This book advances the notion of decency in relation to democracy, and is underpinned by an analysis of meaningful, critically-engaged education. Is it enough to be kind, nice, generous and hopeful when we can also see signs of rampant, entrenched and debilitating racism, sexism, poverty, violence, injustice, war and other social inequalities? If democracy is intended to be a legitimating force for good, how does education inform democracy? What types of knowledge, experience, analysis and being are helpful to bring about newer, more meaningful and socially just forms of democracy?

Throughout some twenty chapters from a range of international scholars, this book includes three sections: Constructing Meanings for Democracy and Decency; Justice for All as Praxis; and Social Justice in Action for Democracy, Decency, and Diversity: International Perspectives. The underlying thread that is interwoven through the texts is a critical reappraisal of normative, hegemonic interpretations of how power is infused into the educational realm, and, importantly, how democracy can be re-situated and re-formulated so as to more meaningfully engage society and education.

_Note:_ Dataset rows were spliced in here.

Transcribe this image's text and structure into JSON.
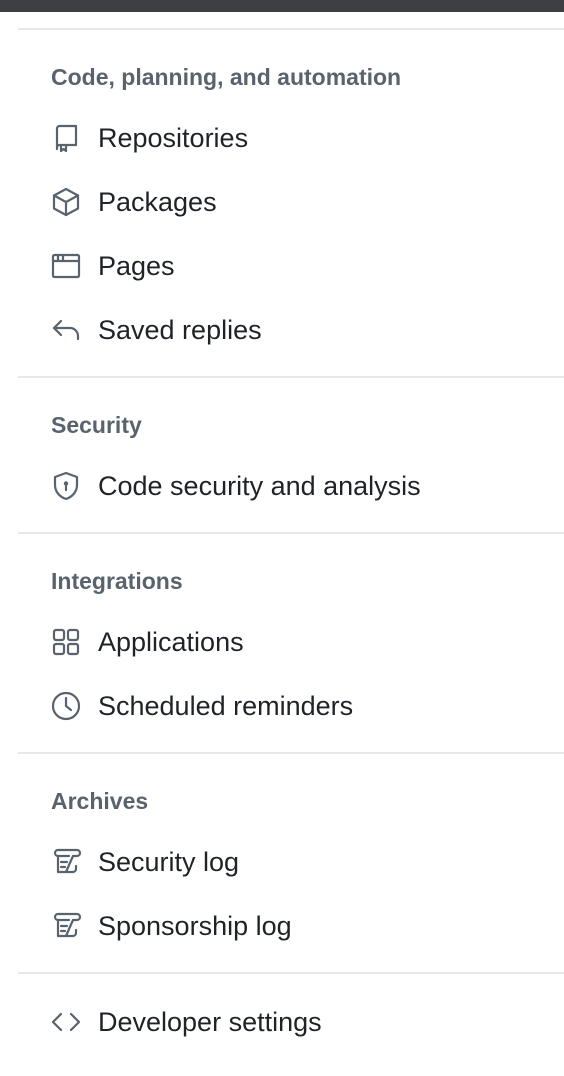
{
  "sections": {
    "code": {
      "heading": "Code, planning, and automation",
      "items": [
        {
          "label": "Repositories",
          "icon": "repo-icon"
        },
        {
          "label": "Packages",
          "icon": "package-icon"
        },
        {
          "label": "Pages",
          "icon": "browser-icon"
        },
        {
          "label": "Saved replies",
          "icon": "reply-icon"
        }
      ]
    },
    "security": {
      "heading": "Security",
      "items": [
        {
          "label": "Code security and analysis",
          "icon": "shield-lock-icon"
        }
      ]
    },
    "integrations": {
      "heading": "Integrations",
      "items": [
        {
          "label": "Applications",
          "icon": "apps-icon"
        },
        {
          "label": "Scheduled reminders",
          "icon": "clock-icon"
        }
      ]
    },
    "archives": {
      "heading": "Archives",
      "items": [
        {
          "label": "Security log",
          "icon": "log-icon"
        },
        {
          "label": "Sponsorship log",
          "icon": "log-icon"
        }
      ]
    },
    "developer": {
      "items": [
        {
          "label": "Developer settings",
          "icon": "code-icon"
        }
      ]
    }
  },
  "colors": {
    "text": "#1f2328",
    "muted": "#59636e",
    "divider": "#e6e8eb",
    "top_bar": "#3d3f43"
  }
}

CONTENTS
Acknowledgments. Introduction: Where There Is Democracy, Should There Be Decency? Framing the Context, Notion, and Potential for a More “Decent” Democracy, Paul R. Carr, Paul L. Thomas, Julie Gorlewski and Brad J. Porfilio. SECTION I: CONSTRUCTING MEANINGS FOR DEMOCRACY AND DECENCY. What Is Decency Within the Context of Democracy and Education? Katie Zahedi. Democracy, Education, and a Politics of Indignation, Dalene M. Swanson. Social Justice: Seeking Democracy That Eschews Oppression in Any Form, Sheron Fraser-Burgess. Social Justice Requirements for Democracy and Education, Carlos Riádigos Mosquera. The Ascendance of Democracy: David Purpel’s Prophetic Pedagogical Path to Democracy, Richard Hartsell and Susan B. Harden. Writing and Restoring Democracy: Empathy, Critique, and the Neoliberal Monoculture, Chris Gilbert. What Are Icelandic Teachers’ Attitudes Toward Democracy in Education? Ingimar Ólafsson Waage, Kristján Kristjánsson, and Amalía Björnsdóttir. Ripples of Change: Redefining Democracy and Fostering Resistance in the Classroom, Emily A. Daniels. SECTION II JUSTICE FOR ALL AS PRAXIS. Education, Democracy, and Decency: Which Curriculum Ideology Best Addresses a Child’s Education for Democracy?, Richard H. Rogers. “Whose Democracy Is This, Anyway?” Teaching Socially Responsible Literacies for Democracy, Decency, and Mindfulness, R. Joseph Rodriguez. Unschooling for Citizen Creation, Kristan Morrison. Democracy and Decency Supporting Science Teaching, Michael Svec. Educating To Act Decently: Can Human Rights Education Foster Socially Just Democracy? Stefanie Rinaldi. SECTION III SOCIAL JUSTICE IN ACTION FOR DEMOCRACY, DECENCY, AND DIVERSITY: INTERNATIONAL PERSPECTIVES. Responsible Citizens and Critical Skills in Scotland’s Curriculum for Excellence: The Contribution of Classical Rhetoric to Democratic Deliberation, Arlene Holmes-Henderson. The Isolated Irish and Education for Democracy: Acknowledging Our Responsibility to Ourselves in Social Sciences Education, Aoife B. Prendergast. Beyond the School Of Greece and Into Baltimore: Education in Undemocratic Democracies, Pamela J. Hickey and Tim W. Watson. Case Study: A Suburban High School’s Courageous Conversations of Democracy and Diversity, Jacquelyn Benchik-Osborne. Pedagogies of Democracy and Decency in a Religiously Diverse Society, Rawia Hayik. Mobilizing Citizenship Education in the Arab World: Toward a Pedagogy for Democracy, Wisam Kh. Abdul-Jabbar. About the Contributors.